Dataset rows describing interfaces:
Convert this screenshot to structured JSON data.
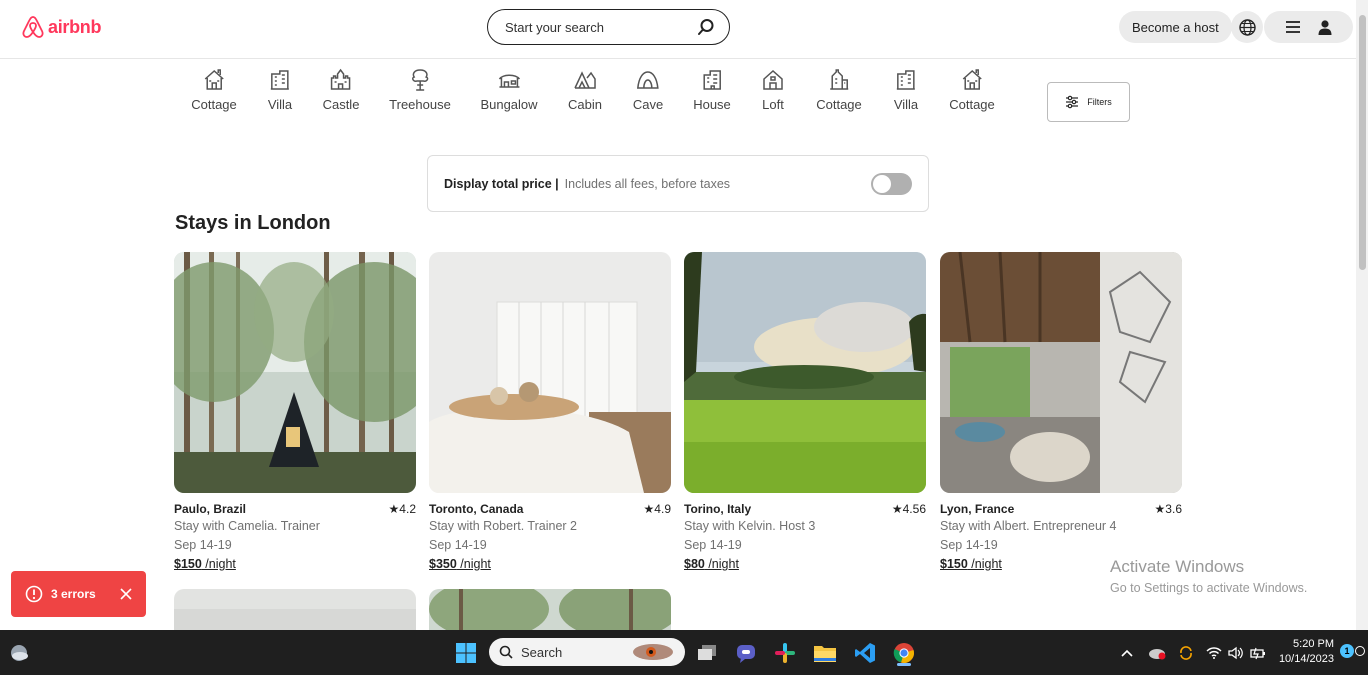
{
  "header": {
    "logo_text": "airbnb",
    "search_placeholder": "Start your search",
    "host_label": "Become a host"
  },
  "categories": [
    {
      "label": "Cottage",
      "icon": "cottage-icon"
    },
    {
      "label": "Villa",
      "icon": "villa-icon"
    },
    {
      "label": "Castle",
      "icon": "castle-icon"
    },
    {
      "label": "Treehouse",
      "icon": "treehouse-icon"
    },
    {
      "label": "Bungalow",
      "icon": "bungalow-icon"
    },
    {
      "label": "Cabin",
      "icon": "cabin-icon"
    },
    {
      "label": "Cave",
      "icon": "cave-icon"
    },
    {
      "label": "House",
      "icon": "house-icon"
    },
    {
      "label": "Loft",
      "icon": "loft-icon"
    },
    {
      "label": "Cottage",
      "icon": "cottage-icon"
    },
    {
      "label": "Villa",
      "icon": "villa-icon"
    },
    {
      "label": "Cottage",
      "icon": "cottage-icon"
    }
  ],
  "filters_label": "Filters",
  "price_toggle": {
    "label": "Display total price |",
    "sub": "Includes all fees, before taxes",
    "on": false
  },
  "section_title": "Stays in London",
  "listings": [
    {
      "location": "Paulo, Brazil",
      "rating": "★4.2",
      "host": "Stay with Camelia. Trainer",
      "dates": "Sep 14-19",
      "price": "$150",
      "per": " /night"
    },
    {
      "location": "Toronto, Canada",
      "rating": "★4.9",
      "host": "Stay with Robert. Trainer 2",
      "dates": "Sep 14-19",
      "price": "$350",
      "per": " /night"
    },
    {
      "location": "Torino, Italy",
      "rating": "★4.56",
      "host": "Stay with Kelvin. Host 3",
      "dates": "Sep 14-19",
      "price": "$80",
      "per": " /night"
    },
    {
      "location": "Lyon, France",
      "rating": "★3.6",
      "host": "Stay with Albert. Entrepreneur 4",
      "dates": "Sep 14-19",
      "price": "$150",
      "per": " /night"
    }
  ],
  "errors_label": "3 errors",
  "activate_windows": {
    "title": "Activate Windows",
    "sub": "Go to Settings to activate Windows."
  },
  "taskbar": {
    "search_label": "Search",
    "time": "5:20 PM",
    "date": "10/14/2023",
    "notification_count": "1"
  },
  "colors": {
    "brand": "#ff385c",
    "error": "#ef4444",
    "taskbar": "#1f1f1f"
  }
}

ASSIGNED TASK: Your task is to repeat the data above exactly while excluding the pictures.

SOLUTION BELOW:
Convert this screenshot to structured JSON data.
{
  "header": {
    "logo_text": "airbnb",
    "search_placeholder": "Start your search",
    "host_label": "Become a host"
  },
  "categories": [
    {
      "label": "Cottage",
      "icon": "cottage-icon"
    },
    {
      "label": "Villa",
      "icon": "villa-icon"
    },
    {
      "label": "Castle",
      "icon": "castle-icon"
    },
    {
      "label": "Treehouse",
      "icon": "treehouse-icon"
    },
    {
      "label": "Bungalow",
      "icon": "bungalow-icon"
    },
    {
      "label": "Cabin",
      "icon": "cabin-icon"
    },
    {
      "label": "Cave",
      "icon": "cave-icon"
    },
    {
      "label": "House",
      "icon": "house-icon"
    },
    {
      "label": "Loft",
      "icon": "loft-icon"
    },
    {
      "label": "Cottage",
      "icon": "cottage-icon"
    },
    {
      "label": "Villa",
      "icon": "villa-icon"
    },
    {
      "label": "Cottage",
      "icon": "cottage-icon"
    }
  ],
  "filters_label": "Filters",
  "price_toggle": {
    "label": "Display total price |",
    "sub": "Includes all fees, before taxes",
    "on": false
  },
  "section_title": "Stays in London",
  "listings": [
    {
      "location": "Paulo, Brazil",
      "rating": "★4.2",
      "host": "Stay with Camelia. Trainer",
      "dates": "Sep 14-19",
      "price": "$150",
      "per": " /night"
    },
    {
      "location": "Toronto, Canada",
      "rating": "★4.9",
      "host": "Stay with Robert. Trainer 2",
      "dates": "Sep 14-19",
      "price": "$350",
      "per": " /night"
    },
    {
      "location": "Torino, Italy",
      "rating": "★4.56",
      "host": "Stay with Kelvin. Host 3",
      "dates": "Sep 14-19",
      "price": "$80",
      "per": " /night"
    },
    {
      "location": "Lyon, France",
      "rating": "★3.6",
      "host": "Stay with Albert. Entrepreneur 4",
      "dates": "Sep 14-19",
      "price": "$150",
      "per": " /night"
    }
  ],
  "errors_label": "3 errors",
  "activate_windows": {
    "title": "Activate Windows",
    "sub": "Go to Settings to activate Windows."
  },
  "taskbar": {
    "search_label": "Search",
    "time": "5:20 PM",
    "date": "10/14/2023",
    "notification_count": "1"
  },
  "colors": {
    "brand": "#ff385c",
    "error": "#ef4444",
    "taskbar": "#1f1f1f"
  }
}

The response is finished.